Between major cities the premier mode of transportation is Business class, or Ejecutivo. With luxurious accommodations rivaling first class air travel transportation is available on these vehicles for a fraction of the cost of even coach class airfare.
Ejecutivo busses are all air conditioned with wide seats that recline to at least 45 degrees, some even lay flat. Entertainment is offered on business class busses through television screens every few rows playing movies with either English or Spanish subtitles. Most companies have attendants on board and offer food and beverages. All Ejecutivo class busses have toilet facilities onboard.
Ejecutivo service is the equivalent of express between major cities and on long routes. These busses travel with limited stops from terminal to terminal. However, this is obviously a slower way to travel than by air. With travel time from Mexico City to the resorts of the Yucatan taking 24 hours, as an example, you should dress comfortably and you’ll probably want to bring a good book.
First class buss service, or Primero, offers most of the same services as Ejecutivo. The main difference is the seat configurations. While Ejecutivo busses are usually limited to 32 seats, in rows of 2+1, Primero service has many more seats giving less room for passengers and the seats don’t recline as far. If you have ever ridden on Greyhound in the United States, this is the level of accommodation you will find on Primero service.
For shorter trips, those of only a few hours, a first class bus may be a perfect option.
For local trips, with many stops at nearby towns and villages, service is offered as Second class, or Segundo. Some busses in this class offer air conditioning but with frequent stops it will take far longer to reach your destination. In many parts of Mexico a Segundo bus may be a very old school bus imported from the US and put into commercial use. Unless this is the only service available, or your budget is extremely tight, Segundo should probably be avoided. On the other hand, Segundo does offer an excellent opportunity to mingle with local residents and practice your Spanish.
All major cities, and most smaller ones, have one or more bus terminals, called centrales camioneras. You can purchase tickets and you will catch your bus at this station. There are several different bus lines and they may have separate terminals.

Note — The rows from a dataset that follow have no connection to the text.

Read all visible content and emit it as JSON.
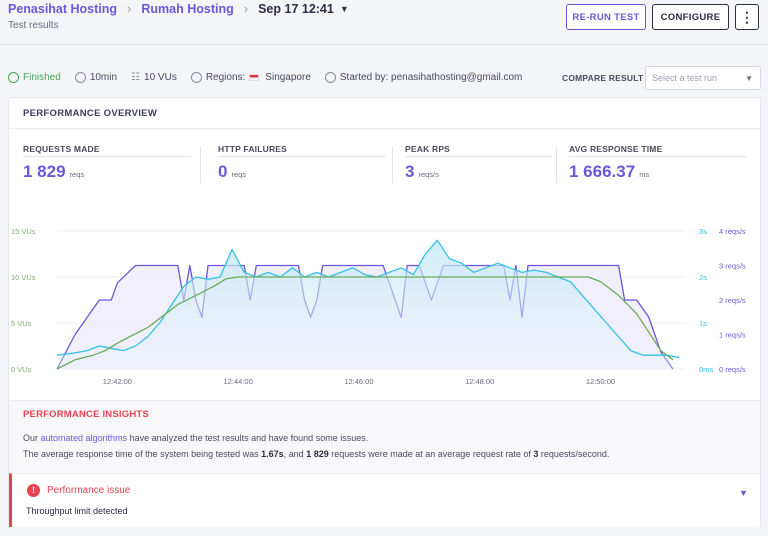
{
  "header": {
    "breadcrumbs": [
      "Penasihat Hosting",
      "Rumah Hosting"
    ],
    "run_date": "Sep 17 12:41",
    "subtitle": "Test results",
    "rerun_label": "RE-RUN TEST",
    "configure_label": "CONFIGURE",
    "more_label": "⋮"
  },
  "status": {
    "state": "Finished",
    "duration": "10min",
    "vus": "10 VUs",
    "regions_label": "Regions:",
    "region": "Singapore",
    "started_by": "Started by: penasihathosting@gmail.com"
  },
  "compare": {
    "label": "COMPARE RESULT",
    "placeholder": "Select a test run"
  },
  "overview": {
    "title": "PERFORMANCE OVERVIEW",
    "metrics": [
      {
        "label": "REQUESTS MADE",
        "value": "1 829",
        "unit": "reqs"
      },
      {
        "label": "HTTP FAILURES",
        "value": "0",
        "unit": "reqs"
      },
      {
        "label": "PEAK RPS",
        "value": "3",
        "unit": "reqs/s"
      },
      {
        "label": "AVG RESPONSE TIME",
        "value": "1 666.37",
        "unit": "ms"
      }
    ]
  },
  "chart_data": {
    "type": "line",
    "x_ticks": [
      "12:42:00",
      "12:44:00",
      "12:46:00",
      "12:48:00",
      "12:50:00"
    ],
    "y_left": {
      "ticks": [
        "0 VUs",
        "5 VUs",
        "10 VUs",
        "15 VUs"
      ],
      "range": [
        0,
        15
      ]
    },
    "y_resp": {
      "ticks": [
        "0ms",
        "1s",
        "2s",
        "3s"
      ],
      "range": [
        0,
        3
      ]
    },
    "y_rps": {
      "ticks": [
        "0 reqs/s",
        "1 reqs/s",
        "2 reqs/s",
        "3 reqs/s",
        "4 reqs/s"
      ],
      "range": [
        0,
        4
      ]
    },
    "x_range_min": [
      0,
      10.4
    ],
    "series": [
      {
        "color": "#6bab5a",
        "axis": "vus",
        "x": [
          0,
          0.3,
          0.6,
          0.8,
          1.0,
          1.2,
          1.5,
          1.8,
          2.0,
          2.3,
          2.6,
          2.8,
          3.0,
          3.2,
          5.0,
          7.0,
          8.8,
          9.0,
          9.3,
          9.6,
          9.8,
          10.0,
          10.2
        ],
        "y": [
          0,
          1,
          1.5,
          2,
          2.8,
          3.5,
          4.5,
          6,
          7,
          8,
          9,
          9.8,
          10,
          10,
          10,
          10,
          10,
          9.5,
          8,
          6,
          4,
          2,
          1
        ]
      },
      {
        "color": "#6c57d8",
        "axis": "rps",
        "x": [
          0,
          0.3,
          0.5,
          0.7,
          0.9,
          1.0,
          1.3,
          1.5,
          1.8,
          2.0,
          2.1,
          2.2,
          2.3,
          2.4,
          2.5,
          2.7,
          2.9,
          3.1,
          3.2,
          3.3,
          3.4,
          3.6,
          3.8,
          4.0,
          4.1,
          4.2,
          4.3,
          4.4,
          5.0,
          5.4,
          5.6,
          5.7,
          5.8,
          6.0,
          6.2,
          6.4,
          7.4,
          7.5,
          7.6,
          7.7,
          7.8,
          8.0,
          8.2,
          8.4,
          8.5,
          8.6,
          8.8,
          9.0,
          9.3,
          9.4,
          9.6,
          9.8,
          9.9,
          10.0,
          10.2
        ],
        "y": [
          0,
          1,
          1.5,
          2,
          2,
          2.5,
          3,
          3,
          3,
          3,
          2,
          3,
          2,
          1.5,
          3,
          3,
          3,
          3,
          2,
          3,
          3,
          3,
          3,
          3,
          2,
          1.5,
          2,
          3,
          3,
          3,
          2,
          1.5,
          3,
          3,
          2,
          3,
          3,
          2,
          3,
          1.5,
          3,
          3,
          3,
          3,
          3,
          3,
          3,
          3,
          3,
          2,
          2,
          1.5,
          1,
          0.5,
          0
        ]
      },
      {
        "color": "#34c1ea",
        "axis": "resp",
        "x": [
          0,
          0.3,
          0.5,
          0.7,
          0.9,
          1.1,
          1.3,
          1.5,
          1.7,
          1.9,
          2.1,
          2.3,
          2.5,
          2.7,
          2.9,
          3.1,
          3.3,
          3.5,
          3.7,
          3.9,
          4.1,
          4.3,
          4.5,
          4.7,
          4.9,
          5.1,
          5.3,
          5.5,
          5.7,
          5.9,
          6.1,
          6.3,
          6.5,
          6.7,
          6.9,
          7.1,
          7.3,
          7.5,
          7.7,
          7.9,
          8.1,
          8.3,
          8.5,
          8.7,
          8.9,
          9.1,
          9.3,
          9.5,
          9.7,
          9.9,
          10.1,
          10.3
        ],
        "y": [
          0.3,
          0.35,
          0.4,
          0.5,
          0.45,
          0.4,
          0.5,
          0.7,
          1.0,
          1.4,
          1.8,
          2.0,
          1.95,
          2.0,
          2.6,
          2.1,
          2.0,
          2.1,
          2.0,
          2.2,
          2.0,
          2.1,
          2.0,
          2.1,
          2.2,
          2.05,
          2.0,
          2.1,
          2.2,
          2.05,
          2.5,
          2.8,
          2.4,
          2.3,
          2.1,
          2.2,
          2.3,
          2.2,
          2.1,
          2.15,
          2.1,
          2.0,
          1.9,
          1.6,
          1.3,
          1.0,
          0.7,
          0.4,
          0.3,
          0.3,
          0.3,
          0.25
        ]
      }
    ]
  },
  "insights": {
    "title": "PERFORMANCE INSIGHTS",
    "line1_pre": "Our ",
    "line1_link": "automated algorithms",
    "line1_post": " have analyzed the test results and have found some issues.",
    "line2_a": "The average response time of the system being tested was ",
    "line2_b": "1.67s",
    "line2_c": ", and ",
    "line2_d": "1 829",
    "line2_e": " requests were made at an average request rate of ",
    "line2_f": "3",
    "line2_g": " requests/second.",
    "issue_title": "Performance issue",
    "issue_summary": "Throughput limit detected"
  }
}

If you have the opportunity you may wish to check out the different lines and stations, not all companies will be the same as others in different classes. What one company might consider first class, another might consider second as far as accommodations are concerned.
Another consideration is that few of the employees of the bus companies will speak English. Be prepared to ask for what you want in Spanish. Most phrasebooks will cover the basics needed for bus transportation.
Amazingly to European and American considerations private companies provide all of these services. Mexico has put together an exceptional system of mass transit available to riders of any means with little to no government involvement. For those of us used to enormous subsidies going to mediocre services this is truly a wonder.
If you have the time consider traveling Mexico by bus. It can be a relaxing addition to your vacation and afford the opportunity to see parts of the country you can only imagine by air. And the chance to meet and get to know members of the local population is unmatched.